Pedicabs: The price is similar to that for taxies, sometimes even more expensive. Generally the starting price is 5 Yuan. It can seat up to 2 adults and one small child without luggage.
Attractions (Click here to download the travel suggestions)
The city of Chengdu is home to China’s living treasures the Giant Panda, as well as many other endangered species. Chengdu’s local cuisine is world renowned for its delicious spiciness. The life pace in Chengdu is slow.
The following are some of the attractions in Chengdu:
Chengdu Research Base of Giant Panda Breeding: is located on the mountain of Futoushan in the northern suburbs of the city, 18km away from the town center. The Breeding Center opened in 1993 for the sole purpose of breeding, researching and educating the public about China’s giant pandas. It covers an area of over 92 acres, and is home to several species of rare and endangered animals. The best time to visit is in the morning, between 8:30 and 10am, during feeding time. Outside these hours the bears are likely to be indulging in their favorite pastime, sleeping!
Wenshu temple: has a history of over 1000 years, and is the largest and the best-preserved Buddhist temple in Chengdu. It has been a destination for Buddhist pilgrims for centuries as well as a famous tourist site that features many Buddhist cultural relics.
Leshan Giant Buddha: The Leshan Giant Buddha Scenic Spot, named after the giant statue of Buddha, was included on the UNESCO’s World Heritage list in 1996. Over 233 feet in height and 28 feet in width, the Leshan Giant Buddha is the biggest colossus in the world and it symbolizes brightness and happiness.
Sanxingdui Museum: located 25 miles north of Chengdu City, the museum houses relics from one of the most important archaeological discoveries of the twentieth century.
Qing Yang Gong Temple: otherwise known as Green Goat Palace, is situated in the western portion of Chengdu City. According to legend, Qing Yang Gong was said to be the birth place of the founder of Taoism, Lao Tsu, and is where he made the first sermon about Taoism. Qing Yang Gong is regarded as a cultural and historical site of great importance in Chengdu.

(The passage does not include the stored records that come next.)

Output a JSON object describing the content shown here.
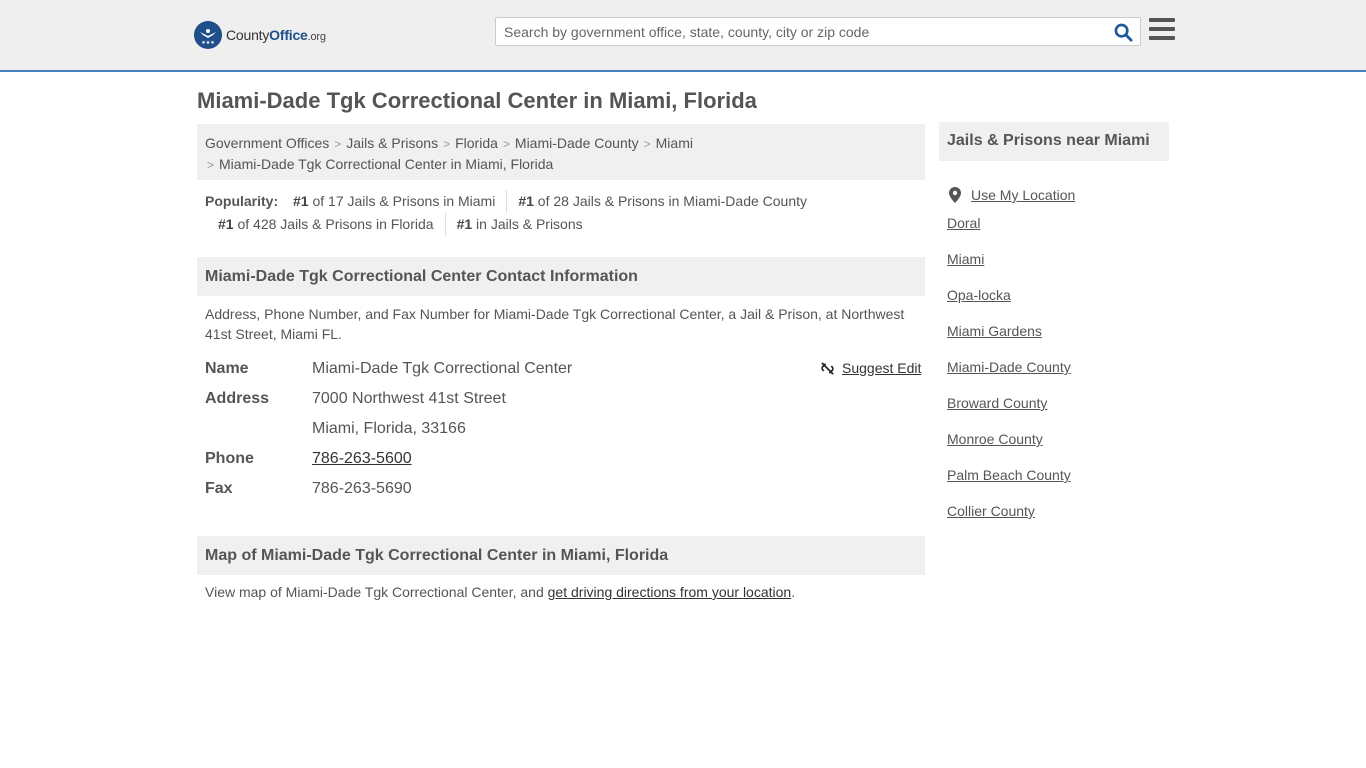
{
  "header": {
    "logo_county": "County",
    "logo_office": "Office",
    "logo_tld": ".org",
    "search_placeholder": "Search by government office, state, county, city or zip code"
  },
  "page": {
    "title": "Miami-Dade Tgk Correctional Center in Miami, Florida"
  },
  "breadcrumb": {
    "items": [
      "Government Offices",
      "Jails & Prisons",
      "Florida",
      "Miami-Dade County",
      "Miami"
    ],
    "current": "Miami-Dade Tgk Correctional Center in Miami, Florida"
  },
  "popularity": {
    "label": "Popularity:",
    "items": [
      {
        "rank": "#1",
        "text": " of 17 Jails & Prisons in Miami"
      },
      {
        "rank": "#1",
        "text": " of 28 Jails & Prisons in Miami-Dade County"
      },
      {
        "rank": "#1",
        "text": " of 428 Jails & Prisons in Florida"
      },
      {
        "rank": "#1",
        "text": " in Jails & Prisons"
      }
    ]
  },
  "contact": {
    "heading": "Miami-Dade Tgk Correctional Center Contact Information",
    "description": "Address, Phone Number, and Fax Number for Miami-Dade Tgk Correctional Center, a Jail & Prison, at Northwest 41st Street, Miami FL.",
    "suggest_edit": "Suggest Edit",
    "name_label": "Name",
    "name": "Miami-Dade Tgk Correctional Center",
    "address_label": "Address",
    "address_line1": "7000 Northwest 41st Street",
    "address_line2": "Miami, Florida, 33166",
    "phone_label": "Phone",
    "phone": "786-263-5600",
    "fax_label": "Fax",
    "fax": "786-263-5690"
  },
  "map": {
    "heading": "Map of Miami-Dade Tgk Correctional Center in Miami, Florida",
    "desc_prefix": "View map of Miami-Dade Tgk Correctional Center, and ",
    "desc_link": "get driving directions from your location",
    "desc_suffix": "."
  },
  "sidebar": {
    "heading": "Jails & Prisons near Miami",
    "use_location": "Use My Location",
    "items": [
      "Doral",
      "Miami",
      "Opa-locka",
      "Miami Gardens",
      "Miami-Dade County",
      "Broward County",
      "Monroe County",
      "Palm Beach County",
      "Collier County"
    ]
  }
}
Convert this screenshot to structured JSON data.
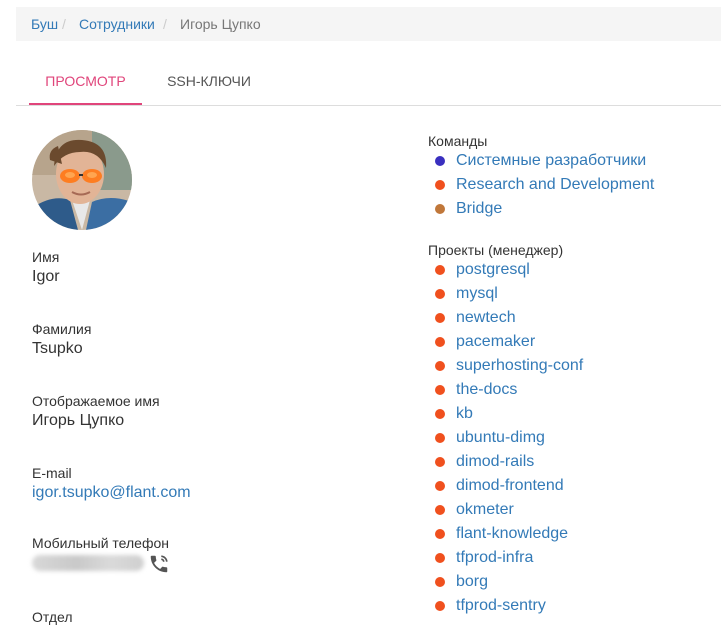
{
  "breadcrumb": {
    "items": [
      "Буш",
      "Сотрудники",
      "Игорь Цупко"
    ],
    "separator": "/"
  },
  "tabs": [
    {
      "label": "ПРОСМОТР"
    },
    {
      "label": "SSH-КЛЮЧИ"
    }
  ],
  "profile": {
    "fields": [
      {
        "label": "Имя",
        "value": "Igor"
      },
      {
        "label": "Фамилия",
        "value": "Tsupko"
      },
      {
        "label": "Отображаемое имя",
        "value": "Игорь Цупко"
      },
      {
        "label": "E-mail",
        "value": "igor.tsupko@flant.com"
      },
      {
        "label": "Мобильный телефон"
      },
      {
        "label": "Отдел"
      }
    ],
    "phone_icon": "phone-call-icon"
  },
  "teams": {
    "heading": "Команды",
    "items": [
      {
        "label": "Системные разработчики",
        "color": "#3a2fbf"
      },
      {
        "label": "Research and Development",
        "color": "#f0501e"
      },
      {
        "label": "Bridge",
        "color": "#c0773a"
      }
    ]
  },
  "projects": {
    "heading": "Проекты (менеджер)",
    "items": [
      {
        "label": "postgresql",
        "color": "#f0501e"
      },
      {
        "label": "mysql",
        "color": "#f0501e"
      },
      {
        "label": "newtech",
        "color": "#f0501e"
      },
      {
        "label": "pacemaker",
        "color": "#f0501e"
      },
      {
        "label": "superhosting-conf",
        "color": "#f0501e"
      },
      {
        "label": "the-docs",
        "color": "#f0501e"
      },
      {
        "label": "kb",
        "color": "#f0501e"
      },
      {
        "label": "ubuntu-dimg",
        "color": "#f0501e"
      },
      {
        "label": "dimod-rails",
        "color": "#f0501e"
      },
      {
        "label": "dimod-frontend",
        "color": "#f0501e"
      },
      {
        "label": "okmeter",
        "color": "#f0501e"
      },
      {
        "label": "flant-knowledge",
        "color": "#f0501e"
      },
      {
        "label": "tfprod-infra",
        "color": "#f0501e"
      },
      {
        "label": "borg",
        "color": "#f0501e"
      },
      {
        "label": "tfprod-sentry",
        "color": "#f0501e"
      }
    ]
  }
}
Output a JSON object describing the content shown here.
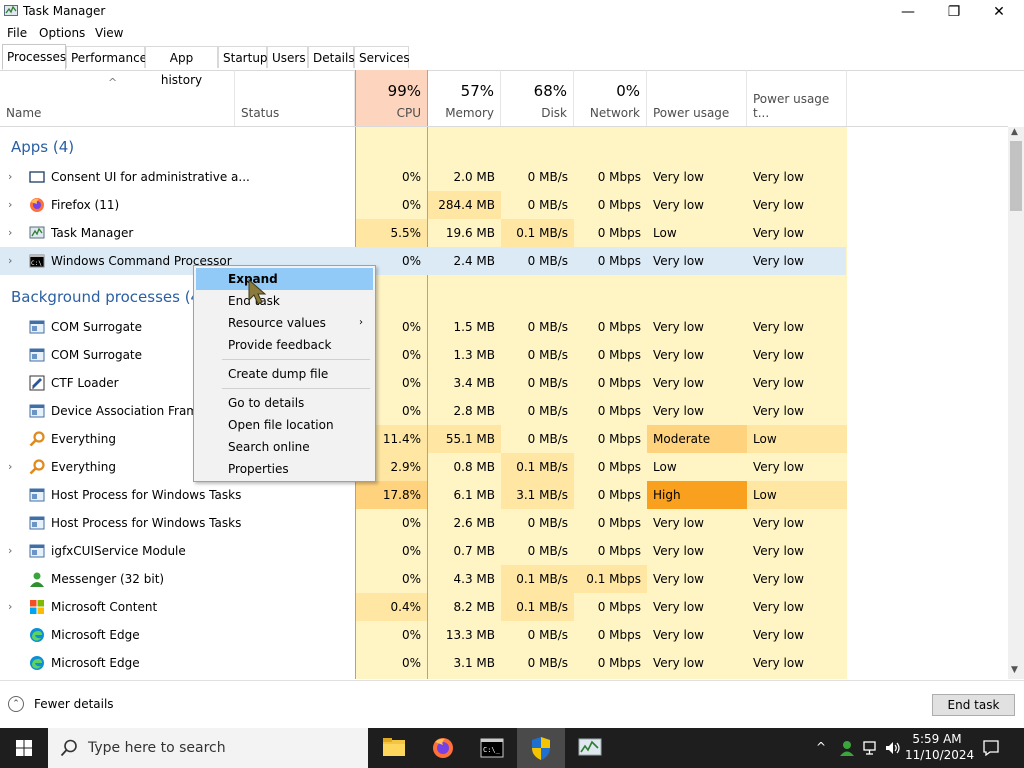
{
  "window": {
    "title": "Task Manager",
    "minimize_glyph": "—",
    "maximize_glyph": "❐",
    "close_glyph": "✕"
  },
  "menu": [
    "File",
    "Options",
    "View"
  ],
  "tabs": [
    {
      "label": "Processes",
      "active": true
    },
    {
      "label": "Performance"
    },
    {
      "label": "App history"
    },
    {
      "label": "Startup"
    },
    {
      "label": "Users"
    },
    {
      "label": "Details"
    },
    {
      "label": "Services"
    }
  ],
  "columns": {
    "name": "Name",
    "status": "Status",
    "cpu": {
      "pct": "99%",
      "label": "CPU"
    },
    "memory": {
      "pct": "57%",
      "label": "Memory"
    },
    "disk": {
      "pct": "68%",
      "label": "Disk"
    },
    "network": {
      "pct": "0%",
      "label": "Network"
    },
    "power": "Power usage",
    "power_trend": "Power usage t..."
  },
  "groups": {
    "apps": "Apps (4)",
    "background": "Background processes (47"
  },
  "apps": [
    {
      "name": "Consent UI for administrative a...",
      "icon": "window-icon",
      "cpu": "0%",
      "mem": "2.0 MB",
      "disk": "0 MB/s",
      "net": "0 Mbps",
      "power": "Very low",
      "trend": "Very low"
    },
    {
      "name": "Firefox (11)",
      "icon": "firefox-icon",
      "cpu": "0%",
      "mem": "284.4 MB",
      "disk": "0 MB/s",
      "net": "0 Mbps",
      "power": "Very low",
      "trend": "Very low"
    },
    {
      "name": "Task Manager",
      "icon": "task-manager-icon",
      "cpu": "5.5%",
      "mem": "19.6 MB",
      "disk": "0.1 MB/s",
      "net": "0 Mbps",
      "power": "Low",
      "trend": "Very low"
    },
    {
      "name": "Windows Command Processor",
      "icon": "cmd-icon",
      "cpu": "0%",
      "mem": "2.4 MB",
      "disk": "0 MB/s",
      "net": "0 Mbps",
      "power": "Very low",
      "trend": "Very low"
    }
  ],
  "background": [
    {
      "name": "COM Surrogate",
      "icon": "service-icon",
      "cpu": "0%",
      "mem": "1.5 MB",
      "disk": "0 MB/s",
      "net": "0 Mbps",
      "power": "Very low",
      "trend": "Very low"
    },
    {
      "name": "COM Surrogate",
      "icon": "service-icon",
      "cpu": "0%",
      "mem": "1.3 MB",
      "disk": "0 MB/s",
      "net": "0 Mbps",
      "power": "Very low",
      "trend": "Very low"
    },
    {
      "name": "CTF Loader",
      "icon": "ctf-icon",
      "cpu": "0%",
      "mem": "3.4 MB",
      "disk": "0 MB/s",
      "net": "0 Mbps",
      "power": "Very low",
      "trend": "Very low"
    },
    {
      "name": "Device Association Framew",
      "icon": "service-icon",
      "cpu": "0%",
      "mem": "2.8 MB",
      "disk": "0 MB/s",
      "net": "0 Mbps",
      "power": "Very low",
      "trend": "Very low"
    },
    {
      "name": "Everything",
      "icon": "search-key-icon",
      "cpu": "11.4%",
      "mem": "55.1 MB",
      "disk": "0 MB/s",
      "net": "0 Mbps",
      "power": "Moderate",
      "trend": "Low"
    },
    {
      "name": "Everything",
      "icon": "search-key-icon",
      "cpu": "2.9%",
      "mem": "0.8 MB",
      "disk": "0.1 MB/s",
      "net": "0 Mbps",
      "power": "Low",
      "trend": "Very low"
    },
    {
      "name": "Host Process for Windows Tasks",
      "icon": "service-icon",
      "cpu": "17.8%",
      "mem": "6.1 MB",
      "disk": "3.1 MB/s",
      "net": "0 Mbps",
      "power": "High",
      "trend": "Low"
    },
    {
      "name": "Host Process for Windows Tasks",
      "icon": "service-icon",
      "cpu": "0%",
      "mem": "2.6 MB",
      "disk": "0 MB/s",
      "net": "0 Mbps",
      "power": "Very low",
      "trend": "Very low"
    },
    {
      "name": "igfxCUIService Module",
      "icon": "service-icon",
      "cpu": "0%",
      "mem": "0.7 MB",
      "disk": "0 MB/s",
      "net": "0 Mbps",
      "power": "Very low",
      "trend": "Very low"
    },
    {
      "name": "Messenger (32 bit)",
      "icon": "messenger-icon",
      "cpu": "0%",
      "mem": "4.3 MB",
      "disk": "0.1 MB/s",
      "net": "0.1 Mbps",
      "power": "Very low",
      "trend": "Very low"
    },
    {
      "name": "Microsoft Content",
      "icon": "microsoft-icon",
      "cpu": "0.4%",
      "mem": "8.2 MB",
      "disk": "0.1 MB/s",
      "net": "0 Mbps",
      "power": "Very low",
      "trend": "Very low"
    },
    {
      "name": "Microsoft Edge",
      "icon": "edge-icon",
      "cpu": "0%",
      "mem": "13.3 MB",
      "disk": "0 MB/s",
      "net": "0 Mbps",
      "power": "Very low",
      "trend": "Very low"
    },
    {
      "name": "Microsoft Edge",
      "icon": "edge-icon",
      "cpu": "0%",
      "mem": "3.1 MB",
      "disk": "0 MB/s",
      "net": "0 Mbps",
      "power": "Very low",
      "trend": "Very low"
    }
  ],
  "context_menu": {
    "items": [
      "Expand",
      "End task",
      "Resource values",
      "Provide feedback",
      "Create dump file",
      "Go to details",
      "Open file location",
      "Search online",
      "Properties"
    ],
    "submenu_arrow": "›"
  },
  "footer": {
    "fewer_details": "Fewer details",
    "end_task": "End task"
  },
  "taskbar": {
    "search_placeholder": "Type here to search",
    "time": "5:59 AM",
    "date": "11/10/2024"
  },
  "colors": {
    "cpu_header": "#fdd4bd",
    "heat_low": "#fff4c4",
    "heat_mid": "#ffe7a3",
    "heat_high": "#ffd37d",
    "power_moderate": "#ffd37d",
    "power_high": "#f9a11e",
    "selection": "#dbeaf5",
    "group_blue": "#2a5fa3"
  }
}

Sichuan Opera Theatre: is characterized by unique solos, refined acting, rich percussion, and talented comedians, whose skills are unparalleled in the world. Sichuan Opera performances are always full of wit, humor, lively dialogues, and pronounced local flavors. To portray special characters, the opera incorporates a series of stunts, including the famous “face-changing.” In Chinese opera, facial makeup is usually painted, but in Sichuan Opera, the performer can change his or her facial makeup in the snap of a finger right on stage.
Jiuzhai Kou (Nine Stockaded Gap): rated by the UN as one of the greatest natural legacies in the world, Jiuzhaikou is located 450 kilomiles away from Chengdu. With the total area of over 72,000 hectares, it is named as Jiu Zhai Kou because there were 9 “Zang” (a Chinese clan) stockaded villages. The area is famous for its magnificent waterfall and fountain and is also known as “Kingdom of fairy tale”
E’mei Mountain: Noted by the UN as one of the greatest legacies of ancient culture and natural landscape, E’mei Mountain is situated 160 kilometers away from the southwest Chengdu. The mountain extends more than 200 kilometers and the epic reaches 3099 metres above the sea level. In E’mei Mountain its features are craggy, the cliffs are layered and the trees are a lush green-that is why there is a Chinese saying that “Emei is the most beautiful place in the world”.